** MATERIAL FOR THIS EXERCISE **
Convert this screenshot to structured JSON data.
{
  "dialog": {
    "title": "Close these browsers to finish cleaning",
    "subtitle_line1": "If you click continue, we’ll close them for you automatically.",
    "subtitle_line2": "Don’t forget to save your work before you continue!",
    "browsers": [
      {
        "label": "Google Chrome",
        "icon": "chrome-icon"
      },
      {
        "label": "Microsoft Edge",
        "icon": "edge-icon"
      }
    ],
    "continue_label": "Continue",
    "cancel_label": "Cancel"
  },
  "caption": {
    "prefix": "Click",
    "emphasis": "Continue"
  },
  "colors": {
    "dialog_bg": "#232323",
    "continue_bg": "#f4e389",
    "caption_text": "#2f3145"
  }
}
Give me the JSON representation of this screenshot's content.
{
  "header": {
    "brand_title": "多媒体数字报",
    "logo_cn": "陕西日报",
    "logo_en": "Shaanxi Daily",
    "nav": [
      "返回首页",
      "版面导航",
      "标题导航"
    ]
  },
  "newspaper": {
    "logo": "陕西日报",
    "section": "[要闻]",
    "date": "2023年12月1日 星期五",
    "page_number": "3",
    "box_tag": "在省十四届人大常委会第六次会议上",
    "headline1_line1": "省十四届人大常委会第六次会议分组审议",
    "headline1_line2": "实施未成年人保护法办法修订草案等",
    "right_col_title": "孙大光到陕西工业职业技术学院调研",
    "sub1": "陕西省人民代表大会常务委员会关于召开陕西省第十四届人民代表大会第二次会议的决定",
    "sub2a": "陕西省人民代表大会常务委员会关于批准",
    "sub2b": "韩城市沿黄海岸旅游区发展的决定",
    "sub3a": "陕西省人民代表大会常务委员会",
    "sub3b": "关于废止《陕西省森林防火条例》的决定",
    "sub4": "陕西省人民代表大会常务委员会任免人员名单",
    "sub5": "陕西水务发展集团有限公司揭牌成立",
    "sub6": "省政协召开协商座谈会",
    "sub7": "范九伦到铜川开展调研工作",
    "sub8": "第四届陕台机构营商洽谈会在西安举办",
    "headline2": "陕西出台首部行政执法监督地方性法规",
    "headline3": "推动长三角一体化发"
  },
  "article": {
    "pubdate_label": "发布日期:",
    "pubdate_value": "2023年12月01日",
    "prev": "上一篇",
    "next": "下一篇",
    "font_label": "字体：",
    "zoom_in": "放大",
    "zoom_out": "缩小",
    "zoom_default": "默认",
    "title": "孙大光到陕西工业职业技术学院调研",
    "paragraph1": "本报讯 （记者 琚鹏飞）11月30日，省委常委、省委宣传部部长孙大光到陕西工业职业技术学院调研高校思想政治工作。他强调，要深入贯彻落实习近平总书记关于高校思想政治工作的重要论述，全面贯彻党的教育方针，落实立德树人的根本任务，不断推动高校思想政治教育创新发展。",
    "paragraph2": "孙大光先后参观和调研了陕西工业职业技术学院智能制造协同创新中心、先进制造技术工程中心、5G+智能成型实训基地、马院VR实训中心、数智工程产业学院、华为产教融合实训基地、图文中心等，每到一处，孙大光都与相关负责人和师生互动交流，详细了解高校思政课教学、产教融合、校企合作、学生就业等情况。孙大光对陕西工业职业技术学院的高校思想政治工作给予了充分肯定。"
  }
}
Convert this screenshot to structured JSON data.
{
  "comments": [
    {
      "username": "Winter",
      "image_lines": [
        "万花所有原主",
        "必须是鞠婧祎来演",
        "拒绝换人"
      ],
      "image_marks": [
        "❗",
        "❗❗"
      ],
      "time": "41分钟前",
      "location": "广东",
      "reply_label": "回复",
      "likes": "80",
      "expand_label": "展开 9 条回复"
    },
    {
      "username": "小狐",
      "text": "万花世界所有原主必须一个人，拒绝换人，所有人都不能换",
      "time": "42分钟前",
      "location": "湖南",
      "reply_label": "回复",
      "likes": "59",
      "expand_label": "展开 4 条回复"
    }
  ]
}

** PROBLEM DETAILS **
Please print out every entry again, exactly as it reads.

** RESULT **
Convert this screenshot to structured JSON data.
{
  "dialog": {
    "title": "Close these browsers to finish cleaning",
    "subtitle_line1": "If you click continue, we’ll close them for you automatically.",
    "subtitle_line2": "Don’t forget to save your work before you continue!",
    "browsers": [
      {
        "label": "Google Chrome",
        "icon": "chrome-icon"
      },
      {
        "label": "Microsoft Edge",
        "icon": "edge-icon"
      }
    ],
    "continue_label": "Continue",
    "cancel_label": "Cancel"
  },
  "caption": {
    "prefix": "Click",
    "emphasis": "Continue"
  },
  "colors": {
    "dialog_bg": "#232323",
    "continue_bg": "#f4e389",
    "caption_text": "#2f3145"
  }
}
Give me the JSON representation of this screenshot's content.
{
  "header": {
    "brand_title": "多媒体数字报",
    "logo_cn": "陕西日报",
    "logo_en": "Shaanxi Daily",
    "nav": [
      "返回首页",
      "版面导航",
      "标题导航"
    ]
  },
  "newspaper": {
    "logo": "陕西日报",
    "section": "[要闻]",
    "date": "2023年12月1日 星期五",
    "page_number": "3",
    "box_tag": "在省十四届人大常委会第六次会议上",
    "headline1_line1": "省十四届人大常委会第六次会议分组审议",
    "headline1_line2": "实施未成年人保护法办法修订草案等",
    "right_col_title": "孙大光到陕西工业职业技术学院调研",
    "sub1": "陕西省人民代表大会常务委员会关于召开陕西省第十四届人民代表大会第二次会议的决定",
    "sub2a": "陕西省人民代表大会常务委员会关于批准",
    "sub2b": "韩城市沿黄海岸旅游区发展的决定",
    "sub3a": "陕西省人民代表大会常务委员会",
    "sub3b": "关于废止《陕西省森林防火条例》的决定",
    "sub4": "陕西省人民代表大会常务委员会任免人员名单",
    "sub5": "陕西水务发展集团有限公司揭牌成立",
    "sub6": "省政协召开协商座谈会",
    "sub7": "范九伦到铜川开展调研工作",
    "sub8": "第四届陕台机构营商洽谈会在西安举办",
    "headline2": "陕西出台首部行政执法监督地方性法规",
    "headline3": "推动长三角一体化发"
  },
  "article": {
    "pubdate_label": "发布日期:",
    "pubdate_value": "2023年12月01日",
    "prev": "上一篇",
    "next": "下一篇",
    "font_label": "字体：",
    "zoom_in": "放大",
    "zoom_out": "缩小",
    "zoom_default": "默认",
    "title": "孙大光到陕西工业职业技术学院调研",
    "paragraph1": "本报讯 （记者 琚鹏飞）11月30日，省委常委、省委宣传部部长孙大光到陕西工业职业技术学院调研高校思想政治工作。他强调，要深入贯彻落实习近平总书记关于高校思想政治工作的重要论述，全面贯彻党的教育方针，落实立德树人的根本任务，不断推动高校思想政治教育创新发展。",
    "paragraph2": "孙大光先后参观和调研了陕西工业职业技术学院智能制造协同创新中心、先进制造技术工程中心、5G+智能成型实训基地、马院VR实训中心、数智工程产业学院、华为产教融合实训基地、图文中心等，每到一处，孙大光都与相关负责人和师生互动交流，详细了解高校思政课教学、产教融合、校企合作、学生就业等情况。孙大光对陕西工业职业技术学院的高校思想政治工作给予了充分肯定。"
  }
}
Convert this screenshot to structured JSON data.
{
  "comments": [
    {
      "username": "Winter",
      "image_lines": [
        "万花所有原主",
        "必须是鞠婧祎来演",
        "拒绝换人"
      ],
      "image_marks": [
        "❗",
        "❗❗"
      ],
      "time": "41分钟前",
      "location": "广东",
      "reply_label": "回复",
      "likes": "80",
      "expand_label": "展开 9 条回复"
    },
    {
      "username": "小狐",
      "text": "万花世界所有原主必须一个人，拒绝换人，所有人都不能换",
      "time": "42分钟前",
      "location": "湖南",
      "reply_label": "回复",
      "likes": "59",
      "expand_label": "展开 4 条回复"
    }
  ]
}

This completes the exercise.